Objective: Pharmacists are health professionals who are ideally positioned to perform a primary health care role. However, the definition of professional value needs to be considered not just as professional education and skills, but also in terms of how consumers perceive it. The main aim of this work was to explore the public's perceptions and attitudes towards community pharmacy in Portugal.
Methods: A pure qualitative approach was undertaken. The data were collected through a semi-structured interview, conducted with a 'snowball' like sample. First, individuals (n = 15) were interviewed, allowing for adjustment and validation of the interview schedule, followed latter by group interviews with adults in rural and urban areas. Group participants (n = 25) were asked about their behaviour and beliefs, resulting from their perceptions of community pharmacies, pharmacists and medicines. Future expectations regarding the community pharmacy service were also explored. The interviews were tape recorded and transcribed verbatim. An iterative, reflexive coding process was applied, assisted by the qualitative software package QSR NUD*IST v4. The inductive analysis of the extracted codes assembled those codes into themes.
Results and discussion: This article will mainly focus on community pharmacy service representations and cognitions (theme A) and community pharmacy evaluative perceptions and behaviours (theme B). Participants displayed general and contradictory ideas about the actual functions of the pharmacist, including weak conceptualizations and a positive demand for services in relation to product supply. This superficial understanding is in line with previous results from satisfaction studies, confirming a low expectation level. The public's poor knowledge and low expectations can justify a reduced desire for an extended role of the pharmacist in the community. This uncertain service conceptualization does not define the professional responsibility from a consumer's perspective.
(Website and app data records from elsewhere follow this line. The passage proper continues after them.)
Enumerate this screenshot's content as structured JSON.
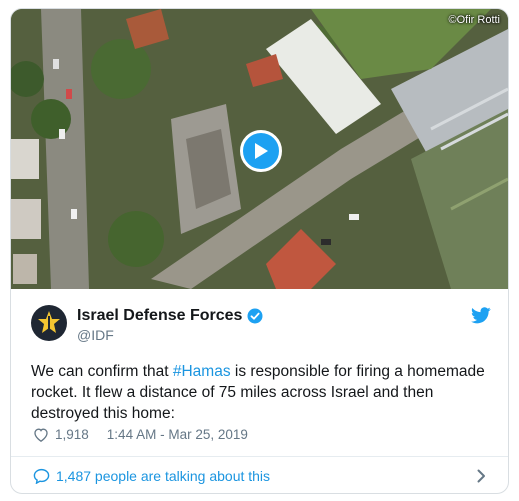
{
  "media": {
    "credit": "©Ofir Rotti",
    "play_icon": "play-icon"
  },
  "author": {
    "name": "Israel Defense Forces",
    "handle": "@IDF",
    "verified_icon": "verified-badge-icon",
    "avatar_icon": "idf-emblem-icon"
  },
  "tweet": {
    "text_before": "We can confirm that ",
    "hashtag": "#Hamas",
    "text_after": " is responsible for firing a homemade rocket. It flew a distance of 75 miles across Israel and then destroyed this home:",
    "likes": "1,918",
    "timestamp": "1:44 AM - Mar 25, 2019"
  },
  "footer": {
    "talking": "1,487 people are talking about this"
  },
  "colors": {
    "accent": "#1da1f2",
    "link": "#1b95e0",
    "muted": "#657786"
  }
}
Conclusions: Although these results allow for the development of a framework to describe the perceptions of community pharmacy users, further research is needed to determine the prevalence of these and other possible results.